The records below are to be copied word for word, with every picture left out.

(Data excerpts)
________________________

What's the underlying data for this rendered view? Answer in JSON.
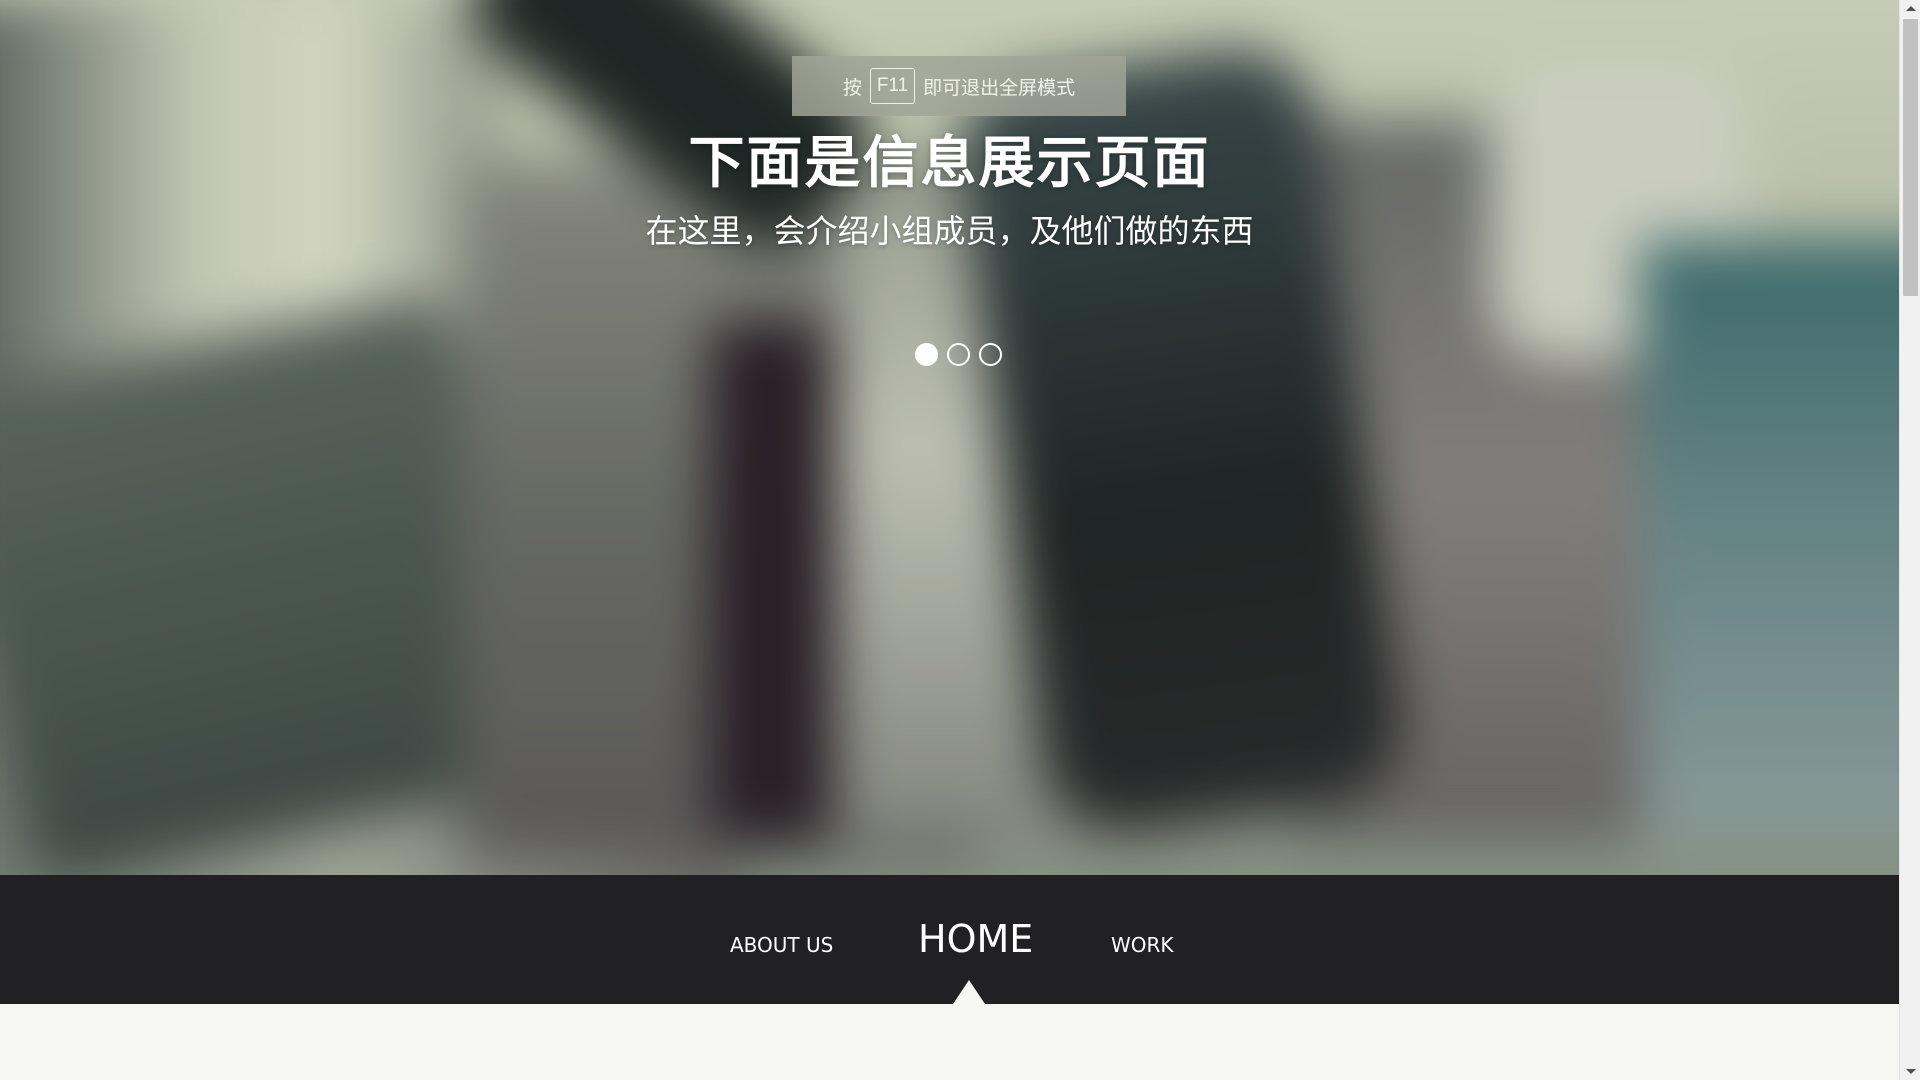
{
  "fullscreen_notice": {
    "prefix": "按",
    "key": "F11",
    "suffix": "即可退出全屏模式"
  },
  "hero": {
    "title": "下面是信息展示页面",
    "subtitle": "在这里，会介绍小组成员，及他们做的东西",
    "slide_count": 3,
    "active_slide": 1
  },
  "nav": {
    "about": "ABOUT US",
    "home": "HOME",
    "work": "WORK",
    "active": "HOME"
  },
  "colors": {
    "navbar_bg": "#212123",
    "content_bg": "#f6f6f3",
    "text": "#ffffff"
  }
}
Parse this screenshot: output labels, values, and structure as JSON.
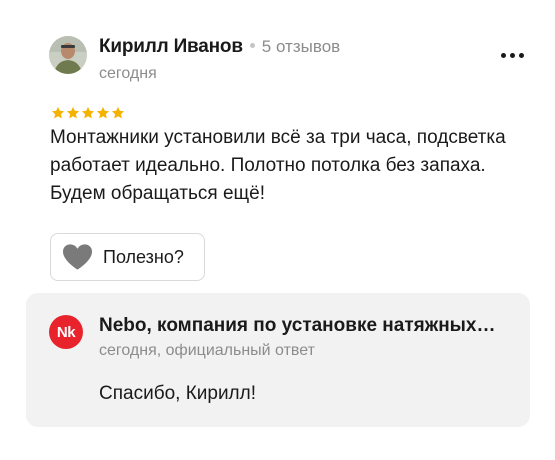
{
  "review": {
    "author_name": "Кирилл Иванов",
    "reviews_count": "5 отзывов",
    "date": "сегодня",
    "rating": 5,
    "rating_max": 5,
    "star_color": "#f5b301",
    "text": "Монтажники установили всё за три часа, подсветка работает идеально. Полотно потолка без запаха. Будем обращаться ещё!",
    "more_icon": "more-horizontal-icon",
    "helpful_label": "Полезно?",
    "helpful_icon": "heart-icon"
  },
  "reply": {
    "logo_text": "Nk",
    "logo_color": "#e8232c",
    "organization": "Nebo, компания по установке натяжных потолков",
    "meta": "сегодня, официальный ответ",
    "text": "Спасибо, Кирилл!"
  }
}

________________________

◆ Task solution:
What's the underlying data for this rendered view? Answer in JSON.
{
  "fullscreen_notice": {
    "prefix": "按",
    "key": "F11",
    "suffix": "即可退出全屏模式"
  },
  "hero": {
    "title": "下面是信息展示页面",
    "subtitle": "在这里，会介绍小组成员，及他们做的东西",
    "slide_count": 3,
    "active_slide": 1
  },
  "nav": {
    "about": "ABOUT US",
    "home": "HOME",
    "work": "WORK",
    "active": "HOME"
  },
  "colors": {
    "navbar_bg": "#212123",
    "content_bg": "#f6f6f3",
    "text": "#ffffff"
  }
}
Parse this screenshot: output labels, values, and structure as JSON.
{
  "review": {
    "author_name": "Кирилл Иванов",
    "reviews_count": "5 отзывов",
    "date": "сегодня",
    "rating": 5,
    "rating_max": 5,
    "star_color": "#f5b301",
    "text": "Монтажники установили всё за три часа, подсветка работает идеально. Полотно потолка без запаха. Будем обращаться ещё!",
    "more_icon": "more-horizontal-icon",
    "helpful_label": "Полезно?",
    "helpful_icon": "heart-icon"
  },
  "reply": {
    "logo_text": "Nk",
    "logo_color": "#e8232c",
    "organization": "Nebo, компания по установке натяжных потолков",
    "meta": "сегодня, официальный ответ",
    "text": "Спасибо, Кирилл!"
  }
}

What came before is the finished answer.